Teams, shared resources necessary to succeed
After nuclear testing ended in 1992, the U.S. began extending the life of existing warheads rather than developing new ones for the stockpile. Because many of those on the W80-4 team have been at Sandia for less than a decade, they are working with more experienced staff on the warhead program. The program also is taking advantage of experience gained in other ongoing life extension programs at Sandia.
The W80-4 LEP requires Sandia to coordinate development work with the B61-12 LEP, the W88 ALT (Alteration) 370 and the Mark 21 Fuze Replacement programs. The four programs will share the labs’ resources, everything from microchip fabrication at the Microsystems and Engineering Sciences Applications complex to computational simulations to large-scale testing at Sandia’s major environmental test facilities.

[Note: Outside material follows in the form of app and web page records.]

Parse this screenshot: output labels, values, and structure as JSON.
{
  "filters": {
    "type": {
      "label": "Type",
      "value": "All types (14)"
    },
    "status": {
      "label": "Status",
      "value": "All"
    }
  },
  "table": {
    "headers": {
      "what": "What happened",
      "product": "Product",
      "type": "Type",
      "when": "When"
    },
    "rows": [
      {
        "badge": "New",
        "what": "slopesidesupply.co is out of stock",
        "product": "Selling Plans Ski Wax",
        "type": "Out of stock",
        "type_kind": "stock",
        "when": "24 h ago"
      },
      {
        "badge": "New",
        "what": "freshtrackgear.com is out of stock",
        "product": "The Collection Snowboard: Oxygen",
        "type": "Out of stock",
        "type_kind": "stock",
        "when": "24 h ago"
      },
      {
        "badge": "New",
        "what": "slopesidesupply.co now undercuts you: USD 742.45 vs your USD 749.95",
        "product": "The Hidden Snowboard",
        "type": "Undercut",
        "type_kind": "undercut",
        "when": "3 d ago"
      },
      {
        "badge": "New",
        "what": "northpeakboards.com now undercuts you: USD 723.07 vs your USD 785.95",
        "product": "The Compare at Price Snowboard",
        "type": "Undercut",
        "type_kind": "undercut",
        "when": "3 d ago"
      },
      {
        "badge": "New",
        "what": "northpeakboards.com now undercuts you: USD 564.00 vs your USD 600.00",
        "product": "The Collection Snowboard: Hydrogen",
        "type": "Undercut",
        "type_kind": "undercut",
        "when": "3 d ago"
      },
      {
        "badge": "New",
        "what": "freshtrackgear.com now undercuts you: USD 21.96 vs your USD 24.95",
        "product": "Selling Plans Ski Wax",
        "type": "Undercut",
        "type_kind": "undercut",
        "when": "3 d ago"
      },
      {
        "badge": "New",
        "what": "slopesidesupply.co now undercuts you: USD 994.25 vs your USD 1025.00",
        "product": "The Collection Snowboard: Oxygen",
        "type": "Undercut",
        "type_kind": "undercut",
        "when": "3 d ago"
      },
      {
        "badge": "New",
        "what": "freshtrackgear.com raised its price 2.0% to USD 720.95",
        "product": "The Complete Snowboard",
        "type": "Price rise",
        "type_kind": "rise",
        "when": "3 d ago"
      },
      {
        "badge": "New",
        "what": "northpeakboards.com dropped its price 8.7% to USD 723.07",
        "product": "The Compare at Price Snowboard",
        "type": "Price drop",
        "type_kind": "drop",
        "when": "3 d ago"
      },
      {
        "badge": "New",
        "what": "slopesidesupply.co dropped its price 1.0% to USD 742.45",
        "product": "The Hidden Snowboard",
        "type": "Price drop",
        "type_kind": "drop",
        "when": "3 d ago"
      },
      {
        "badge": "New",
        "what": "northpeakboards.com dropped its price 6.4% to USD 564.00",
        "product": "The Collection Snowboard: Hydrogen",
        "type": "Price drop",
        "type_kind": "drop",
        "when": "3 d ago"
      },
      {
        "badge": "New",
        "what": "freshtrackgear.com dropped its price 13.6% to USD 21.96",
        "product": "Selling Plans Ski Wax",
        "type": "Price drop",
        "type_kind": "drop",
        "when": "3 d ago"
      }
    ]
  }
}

Originally, the W80-4 program was to begin producing weapons for the stockpile in 2027, but this year that milestone was moved up to 2025. “The schedule has been compressed and we have less time to do the development work we need to do, so that’s also going to be a challenge we will meet,” Spence said.
The W80-4 LEP is likely to become the largest weapons system development and integration effort at the California site in two decades. The W80 was originally developed by Los Alamos and Sandia, with the first units fielded in 1982.
“It’s exciting to have the program in the Livermore Valley. It’s important … to collaborate closely with Lawrence Livermore and production agencies like the National Security Campus in Kansas City,” Spence said. “Sandia will also work with Pantex, Savannah River [Site] and others. There will be lots of interactions to build on and grow.”
Sandia National Laboratories is a multi-program laboratory operated by Sandia Corporation, a wholly owned subsidiary of Lockheed Martin Corp., for the U.S. Department of Energy’s National Nuclear Security Administration. With main facilities in Albuquerque, N.M., and Livermore, Calif., Sandia has major R&D responsibilities in national security, energy and environmental technologies and economic competitiveness.
Sandia news media contact: Sue Holmes, firstname.lastname@example.org, (505) 844-6362